• Schools Education
  • Students Research
  • Zoo or Aquarium
  • BIAZA Membership
  • Corporate Membership
Dec 14, 2007

Frost Fair


Frost Fair – turning a recreation event into a mission related education ac from Chester Zoo - North of England Zoological Society  
 
Adding education to a fun event 

Frost Fair is an annual ‘off peak’ event delivered by the Visitor Services Division at Chester Zoo. It has the main aim of improving the visitor experience to the Zoo over the winter months and generating income for mission led activities.

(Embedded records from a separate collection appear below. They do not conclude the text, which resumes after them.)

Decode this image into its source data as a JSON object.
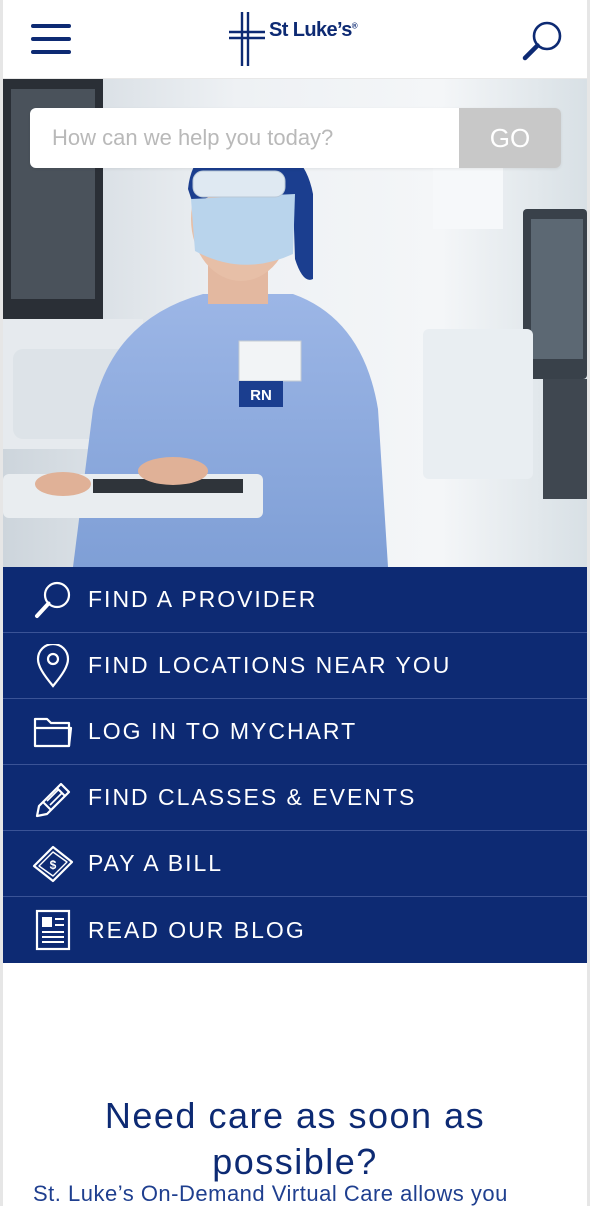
{
  "header": {
    "menu_icon": "hamburger-menu-icon",
    "logo_text": "St Luke’s",
    "logo_mark": "®",
    "search_icon": "magnifier-icon"
  },
  "hero": {
    "search_placeholder": "How can we help you today?",
    "go_label": "GO",
    "photo_badge": "RN"
  },
  "quick_links": [
    {
      "label": "FIND A PROVIDER",
      "icon": "magnifier-icon"
    },
    {
      "label": "FIND LOCATIONS NEAR YOU",
      "icon": "map-pin-icon"
    },
    {
      "label": "LOG IN TO MYCHART",
      "icon": "folder-icon"
    },
    {
      "label": "FIND CLASSES & EVENTS",
      "icon": "pencil-icon"
    },
    {
      "label": "PAY A BILL",
      "icon": "money-bill-icon"
    },
    {
      "label": "READ OUR BLOG",
      "icon": "newspaper-icon"
    }
  ],
  "promo": {
    "title": "Need care as soon as possible?",
    "body": "St. Luke’s On-Demand Virtual Care allows you"
  },
  "colors": {
    "brand_navy": "#0d2a73",
    "go_button": "#c8c8c8",
    "white": "#ffffff"
  }
}
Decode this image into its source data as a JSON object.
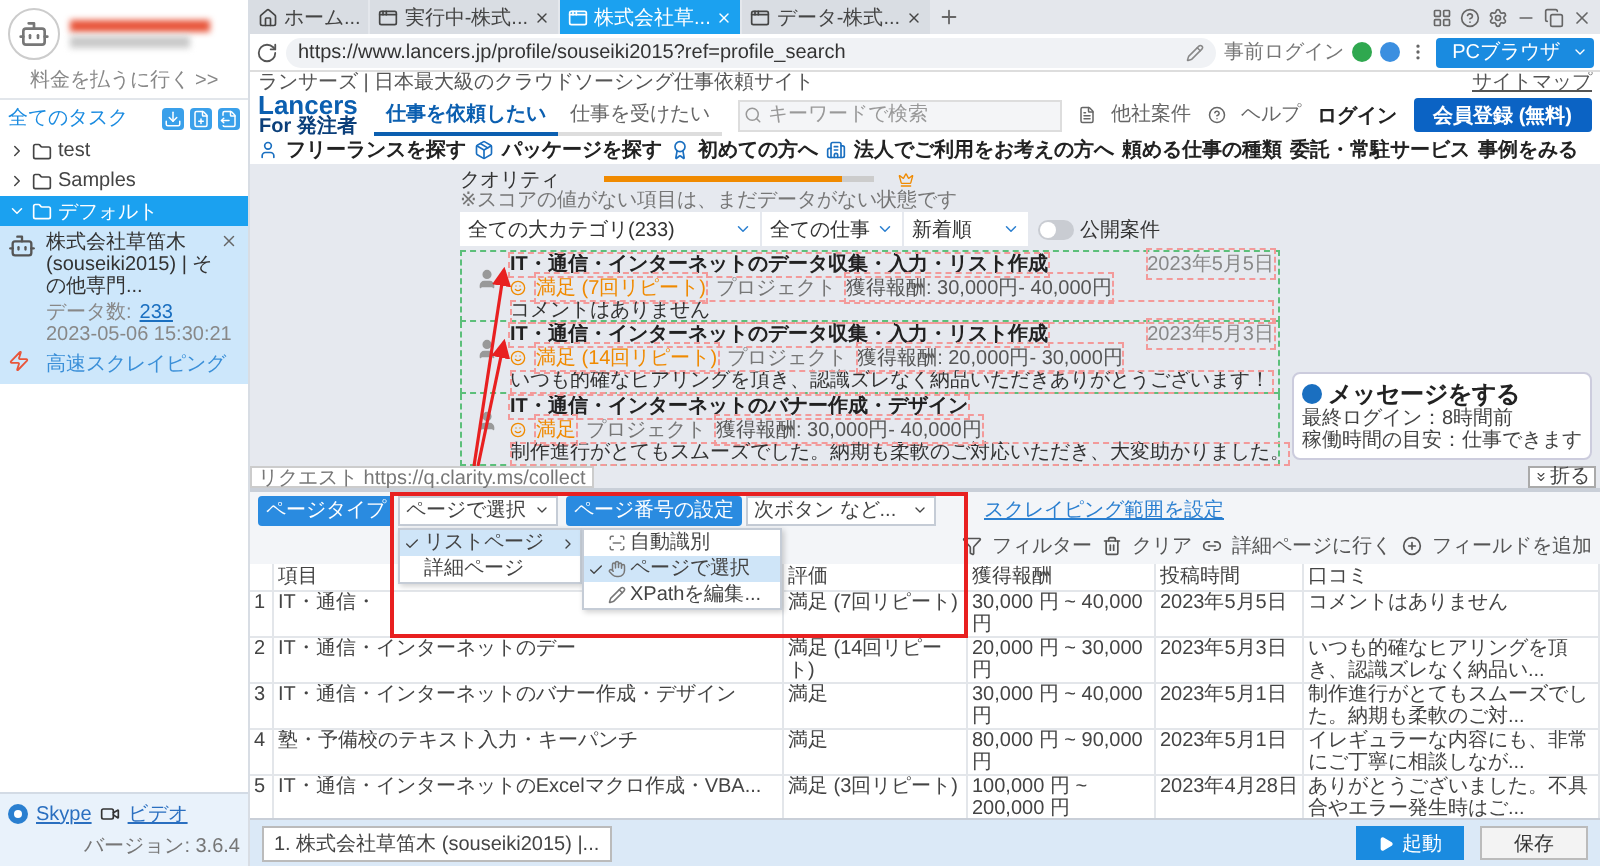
{
  "sidebar": {
    "account_link": "料金を払うに行く >>",
    "header": "全てのタスク",
    "folders": [
      {
        "label": "test",
        "expanded": false,
        "selected": false
      },
      {
        "label": "Samples",
        "expanded": false,
        "selected": false
      },
      {
        "label": "デフォルト",
        "expanded": true,
        "selected": true,
        "tasks": [
          {
            "title": "株式会社草笛木 (souseiki2015) | その他専門...",
            "data_label": "データ数:",
            "count": "233",
            "time": "2023-05-06 15:30:21",
            "mode": "高速スクレイピング"
          }
        ]
      }
    ],
    "footer": {
      "links": [
        "Skype",
        "ビデオ"
      ],
      "version": "バージョン: 3.6.4"
    }
  },
  "browser": {
    "tabs": [
      {
        "label": "ホーム...",
        "selected": false,
        "kind": "home"
      },
      {
        "label": "実行中-株式...",
        "selected": false,
        "kind": "page"
      },
      {
        "label": "株式会社草...",
        "selected": true,
        "kind": "page"
      },
      {
        "label": "データ-株式...",
        "selected": false,
        "kind": "page"
      }
    ],
    "url": "https://www.lancers.jp/profile/souseiki2015?ref=profile_search",
    "login": "事前ログイン",
    "mode_button": "PCブラウザ"
  },
  "page": {
    "tagline": "ランサーズ | 日本最大級のクラウドソーシング仕事依頼サイト",
    "sitemap": "サイトマップ",
    "logo": "Lancers",
    "logo_sub": "For 発注者",
    "tabs": [
      {
        "label": "仕事を依頼したい",
        "selected": true
      },
      {
        "label": "仕事を受けたい",
        "selected": false
      }
    ],
    "search": {
      "placeholder": "キーワードで検索"
    },
    "icon_links": [
      "他社案件",
      "ヘルプ"
    ],
    "login": "ログイン",
    "signup": "会員登録 (無料)",
    "nav": [
      "フリーランスを探す",
      "パッケージを探す",
      "初めての方へ",
      "法人でご利用をお考えの方へ",
      "頼める仕事の種類",
      "委託・常駐サービス",
      "事例をみる"
    ],
    "quality": {
      "label": "クオリティ",
      "level": 0.88
    },
    "note": "※スコアの値がない項目は、まだデータがない状態です",
    "filters": [
      "全ての大カテゴリ(233)",
      "全ての仕事",
      "新着順"
    ],
    "public_toggle": {
      "label": "公開案件",
      "on": false
    },
    "cards": [
      {
        "title": "IT・通信・インターネットのデータ収集・入力・リスト作成",
        "date": "2023年5月5日",
        "rating": "満足 (7回リピート)",
        "type": "プロジェクト",
        "reward": "獲得報酬: 30,000円- 40,000円",
        "comment": "コメントはありません"
      },
      {
        "title": "IT・通信・インターネットのデータ収集・入力・リスト作成",
        "date": "2023年5月3日",
        "rating": "満足 (14回リピート)",
        "type": "プロジェクト",
        "reward": "獲得報酬: 20,000円- 30,000円",
        "comment": "いつも的確なヒアリングを頂き、認識ズレなく納品いただきありがとうございます！"
      },
      {
        "title": "IT・通信・インターネットのバナー作成・デザイン",
        "rating": "満足",
        "type": "プロジェクト",
        "reward": "獲得報酬: 30,000円- 40,000円",
        "comment": "制作進行がとてもスムーズでした。納期も柔軟のご対応いただき、大変助かりました。"
      }
    ],
    "request_tip": "リクエスト https://q.clarity.ms/collect",
    "message": {
      "title": "メッセージをする",
      "lines": [
        "最終ログイン：8時間前",
        "稼働時間の目安：仕事できます"
      ]
    },
    "collapse": "折る"
  },
  "panel": {
    "page_type_label": "ページタイプ",
    "page_type": "ページで選択",
    "page_number_label": "ページ番号の設定",
    "page_number": "次ボタン など...",
    "range_link": "スクレイピング範囲を設定",
    "actions": [
      "フィルター",
      "クリア",
      "詳細ページに行く",
      "フィールドを追加"
    ],
    "menu": [
      {
        "label": "リストページ",
        "checked": true,
        "selected": true,
        "has_submenu": true
      },
      {
        "label": "詳細ページ",
        "checked": false,
        "selected": false,
        "has_submenu": false
      }
    ],
    "submenu": [
      {
        "label": "自動識別",
        "kind": "auto",
        "checked": false,
        "selected": false
      },
      {
        "label": "ページで選択",
        "kind": "hand",
        "checked": true,
        "selected": true
      },
      {
        "label": "XPathを編集...",
        "kind": "edit",
        "checked": false,
        "selected": false
      }
    ],
    "table": {
      "columns": [
        "項目",
        "評価",
        "獲得報酬",
        "投稿時間",
        "口コミ"
      ],
      "rows": [
        {
          "index": "1",
          "cells": [
            "IT・通信・",
            "満足 (7回リピート)",
            "30,000 円 ~ 40,000 円",
            "2023年5月5日",
            "コメントはありません"
          ]
        },
        {
          "index": "2",
          "cells": [
            "IT・通信・インターネットのデー",
            "満足 (14回リピート)",
            "20,000 円 ~ 30,000 円",
            "2023年5月3日",
            "いつも的確なヒアリングを頂き、認識ズレなく納品い..."
          ]
        },
        {
          "index": "3",
          "cells": [
            "IT・通信・インターネットのバナー作成・デザイン",
            "満足",
            "30,000 円 ~ 40,000 円",
            "2023年5月1日",
            "制作進行がとてもスムーズでした。納期も柔軟のご対..."
          ]
        },
        {
          "index": "4",
          "cells": [
            "塾・予備校のテキスト入力・キーパンチ",
            "満足",
            "80,000 円 ~ 90,000 円",
            "2023年5月1日",
            "イレギュラーな内容にも、非常にご丁寧に相談しなが..."
          ]
        },
        {
          "index": "5",
          "cells": [
            "IT・通信・インターネットのExcelマクロ作成・VBA...",
            "満足 (3回リピート)",
            "100,000 円 ~ 200,000 円",
            "2023年4月28日",
            "ありがとうございました。不具合やエラー発生時はご..."
          ]
        }
      ]
    }
  },
  "run_tabs": [
    "1. 株式会社草笛木 (souseiki2015) |..."
  ],
  "buttons": {
    "run": "起動",
    "save": "保存"
  }
}
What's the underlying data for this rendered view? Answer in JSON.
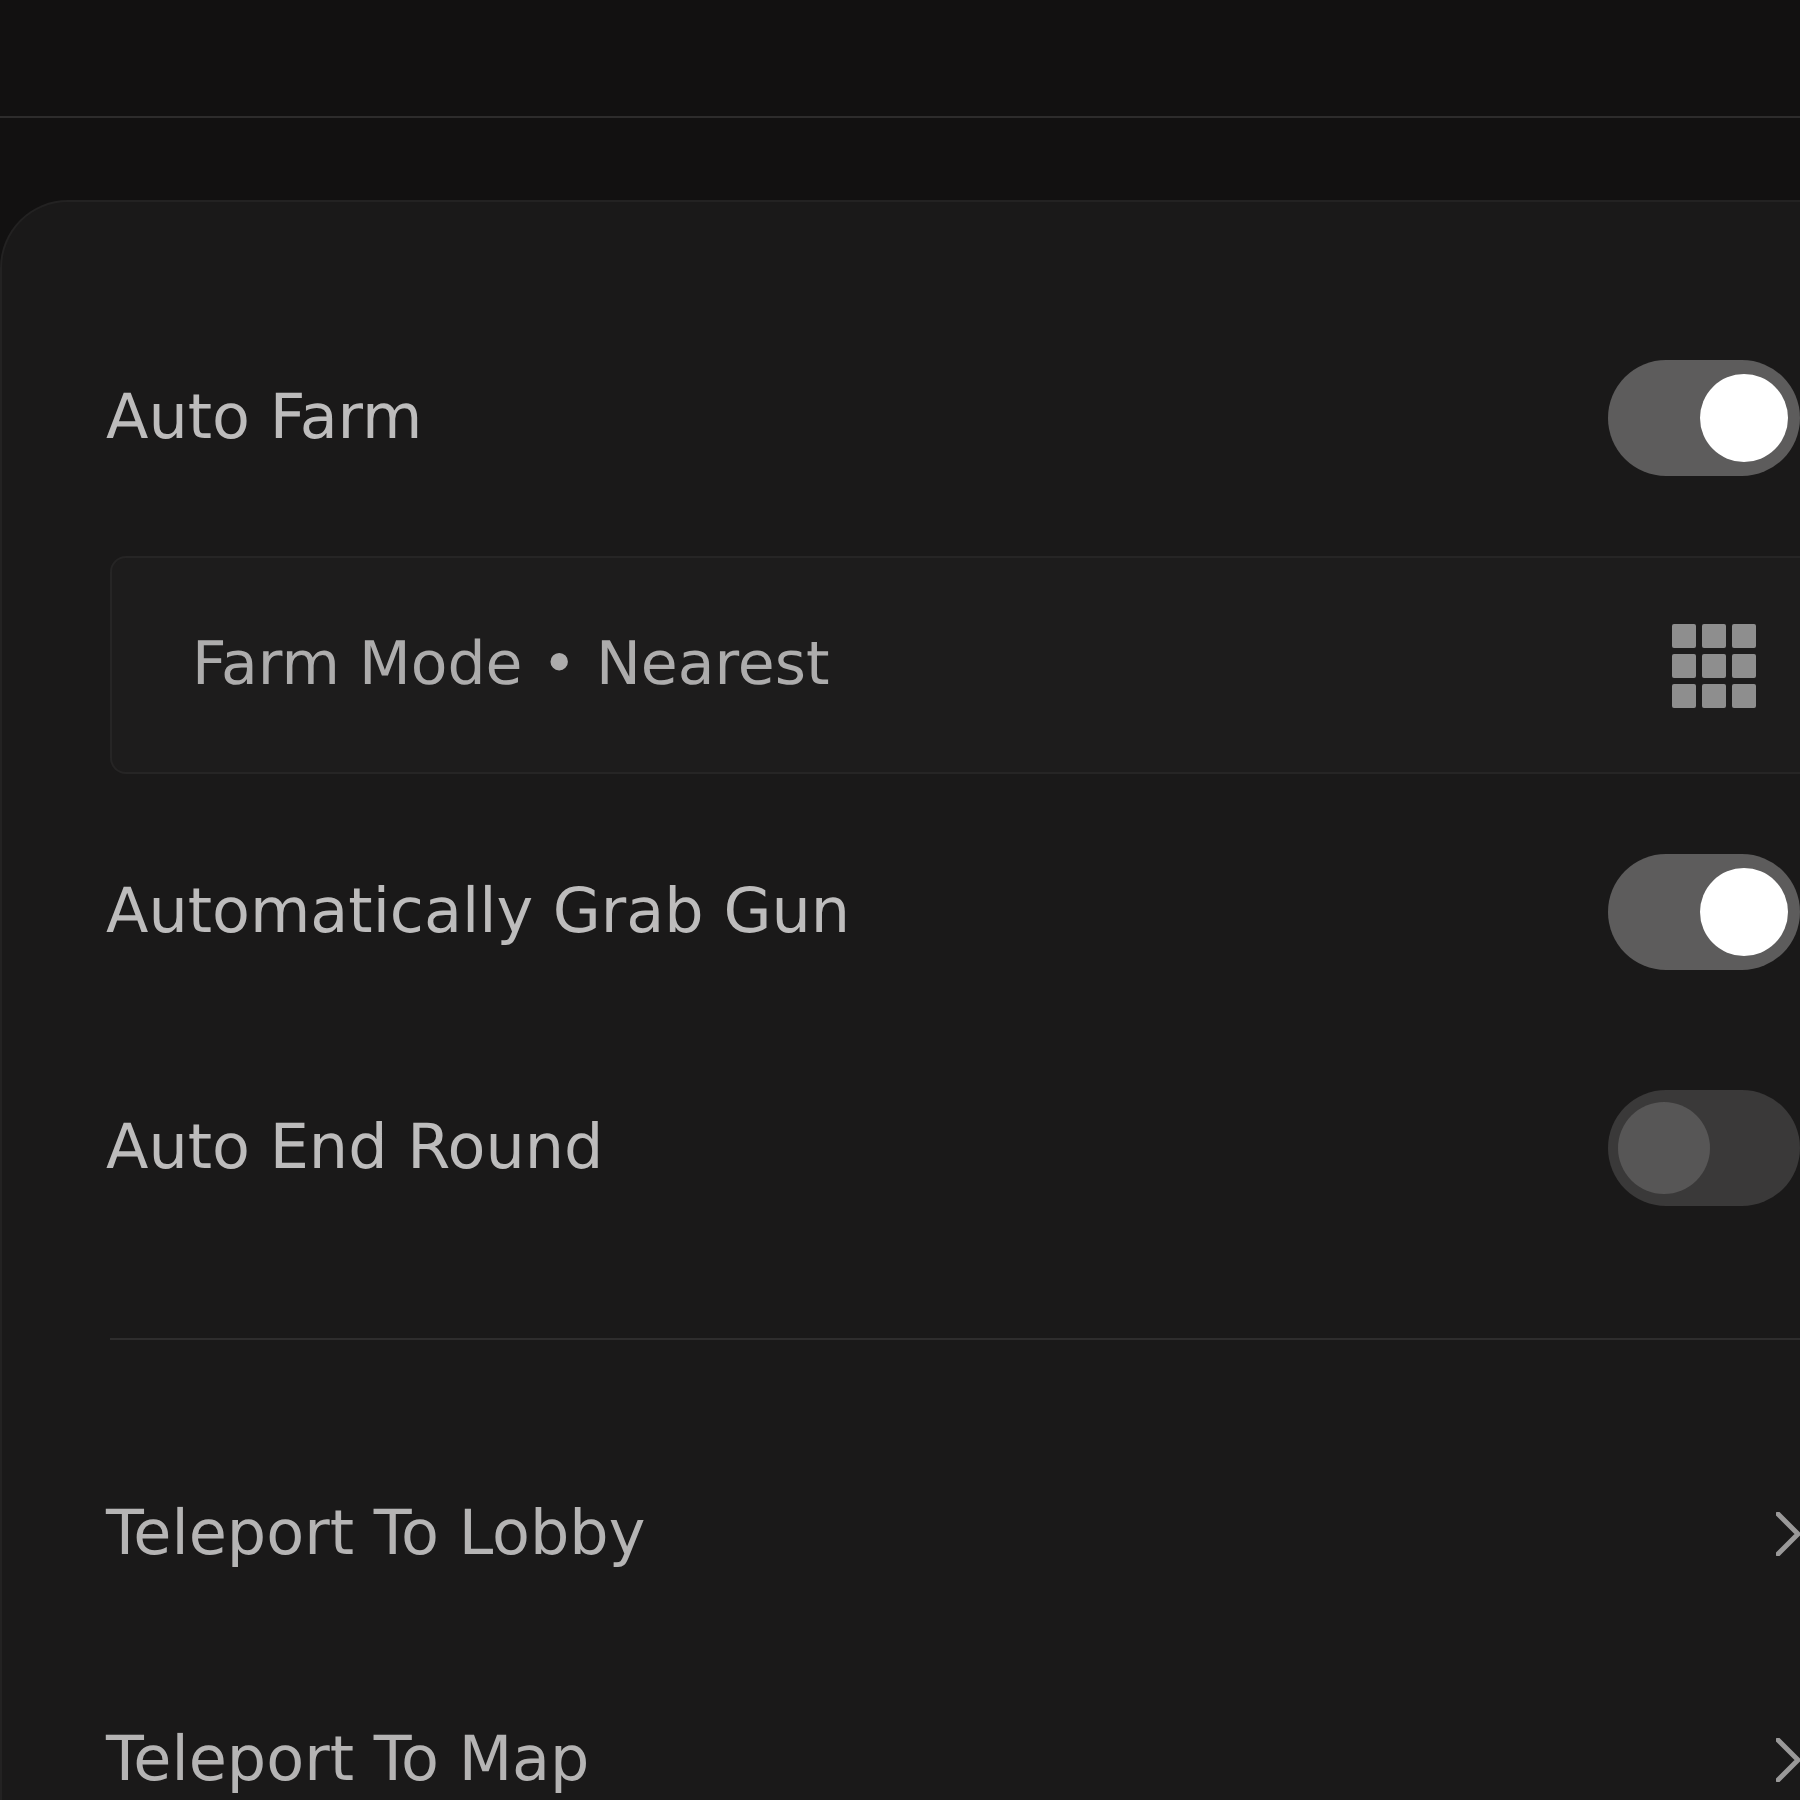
{
  "items": [
    {
      "kind": "toggle",
      "label": "Auto Farm",
      "on": true
    },
    {
      "kind": "dropdown",
      "label": "Farm Mode • Nearest"
    },
    {
      "kind": "toggle",
      "label": "Automatically Grab Gun",
      "on": true
    },
    {
      "kind": "toggle",
      "label": "Auto End Round",
      "on": false
    }
  ],
  "actions": [
    {
      "label": "Teleport To Lobby"
    },
    {
      "label": "Teleport To Map"
    }
  ]
}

The Education Division designed a number of activities for the Frost Fair to add a ‘mission’ relating to the educational activity.

‘Wild Winter’ was a magical experience, targeted at under nines, to inspire them to care for the wildlife they can find close to home.

The Experience:
• Started 27th December 2006 and ran until 2nd February 2007.
• Open to visitors for eight hours every day.
• Free of charge.
• Experienced by over 1,540 visitors.


The ‘Feed the Birds’ activity was a hands-on, make your own bird feeder that visitors could drop in and do.

The Experience:
• Started 1st December 2006 and ran until 2nd February 2007.
• Open to visitors for eight hours every day.
• Free of charge.
• 5,413 visitors made bird feeders which they took home to feed the birds in their gardens!


Elephants of the Asian Forest – Trails ‘I-spy’ and ‘You eat what?’ activity trails were designed in house to celebrate the biodiversity of plants and animals found in the exhibit and their relationship with one another in the Asian Forest.

The Experience:
• Started 1st December 2006 and ran until 2nd February 2007.
• Open to visitors for 4 hours every day.
• Free of charge.
• Over 4000 activity sheets were completed.
• ANOVA tests show a significant increase in dwell times for those who took part in the trail.


All of our aims were met through these activities. 

 
Developed by:  Chester Zoo - North of England Zoological Society



Text size A A A

T +44 (0) 20 7449 6599
E admin@biaza.org.uk

Paignton Zoo's Great Big Rhino Project has made crucial donations of cash to wildlife conservation on two continents. The Project is to give £60,000 to support work in Africa and South East Asia to protect rhinos in the wild. More

Collaborative research by the Durrell Wildlife Conservation Trust, Bristol Zoological Society and the Comorian NGO Dahari has revealed the Livingstone’s fruit bat is likely to be the most endangered fruit bat in the world. 

More

New data released by WWF and ZSL (Zoological Society of London) today reveals that overall global vertebrate populations are on course to decline by an average of 67 per cent from 1970 levels by the end of this decade, unless urgent action is taken to reduce humanity’s impact on species and ecosystems.

More

Bookmark and Share